Social media is a great way for brands to connect to consumers. So, how have brands used the various platforms to get retweets, shares and pins?
This year has seen a variety of social media campaigns with the aim of getting consumers to retweet, share or pin a brand’s latest offering. Brands making an impact have included Three UK, British Airways and Coca-Cola.
Who remembers Three’s dancing pony adverts? The Shetland pony moonwalking to Fleetwood Mac let consumers know that the silly stuff is important and an accompanying Twitter campaign created a bigger impact. The associated #DancePonyDance invited users to share and comment on the campaign. There was also an app that allowed users to create their own pony dance and share with their friends. The campaign created a social media buzz and made people smile – a great way to make a connection with your consumers.
To mark the launch of its Dreamliner fleet, British Airways held a #RaceThePlane competition. The so-called ‘Tweetliner’ would virtually race a Dreamliner travelling from London to Toronto. Users could power the Tweetliner by tweeting using the hashtag which also automatically entered them in a competition to win tickets to Toronto. The use of the hashtag exposed BA to a wider audience and the competition added value to users. One tweet equalled one mile and the Twitter powered plane reached Toronto in seven hours and 37 minutes, compared to the Dreamliner which took seven hours and 41 minutes. The result: an engaging and measurable campaign on a relatively low budget.
Now, think back a few months. Did your friends spam your Facebook and Twitter feeds with photos of Coca-Cola bottles with their names on it? Probably!
Coca-Cola’s clever #shareacoke campaign saw its iconic lettering being replaced by first names. This coincides with the growing trend of personalisation: 78% of consumers feel that brands that create unique and personalised content are more interested in building a relationship with them (Hanley-Wood Business Media, 2013). Add this to the fact that the bottles are affordable and Coca-Cola was onto a winner!

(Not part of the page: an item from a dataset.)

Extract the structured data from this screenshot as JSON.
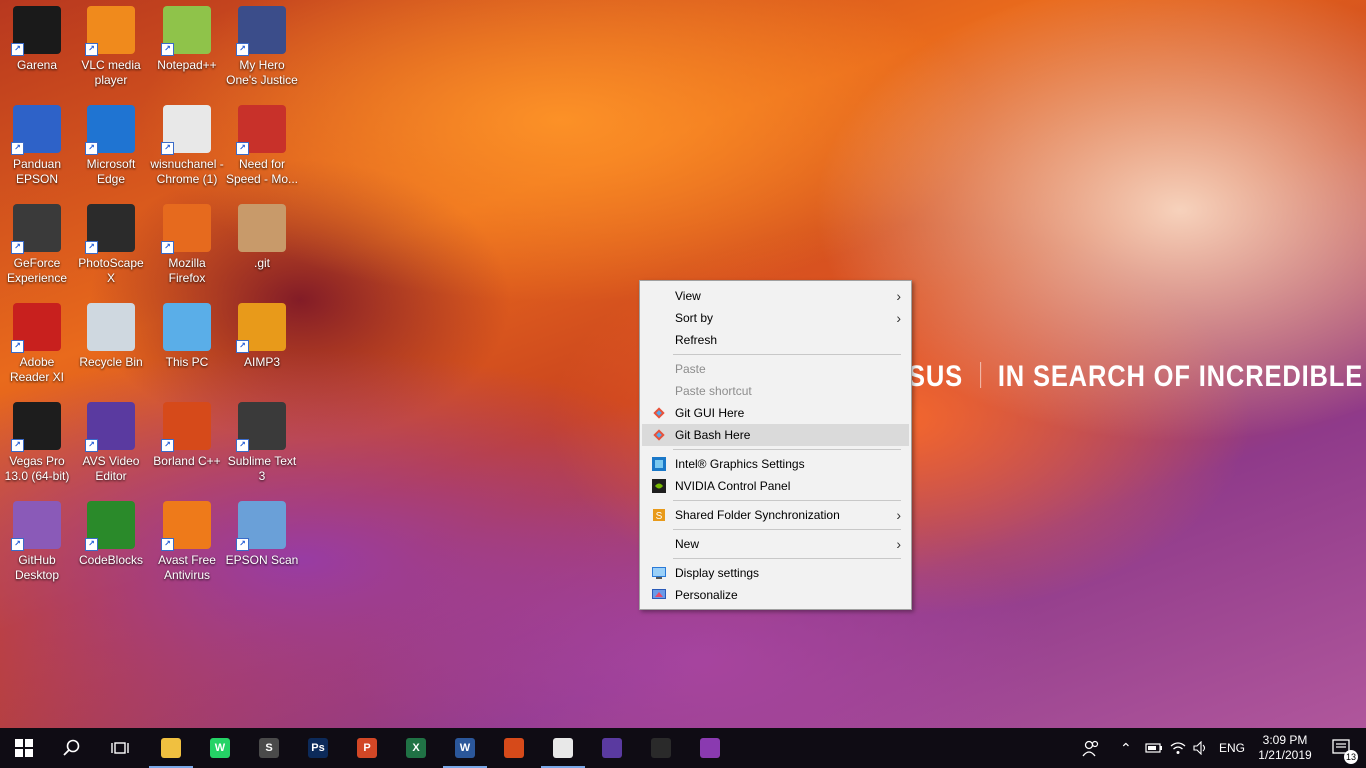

The #shareacoke encouraged users to go online and let people know about their personalised drink, therefore promoting the brand. Although Coca-Cola’s target audience for this campaign was 18-25 year-olds, any consumer could take part, ensuring no one felt alienated and boosting the campaign’s reach even further.
And look at the results: in the first couple of months, Coca-Cola’s Facebook community grew by 3.5% in the UK and 6.8% globally. Volume sales for the Coca-Cola brand grew 3.88%, compared to the total soft drinks market’s volume sales growth of just 0.98%, according to IRI Worldwide. Consumer sentiment towards the brand also appeared to shift from negative to positive – a great result for Coca-Cola.
It’s great to see how the world’s biggest brands are embracing social media. Simple, well-thought out campaigns can have a huge impact on engagement, sales and even sentiment towards brands.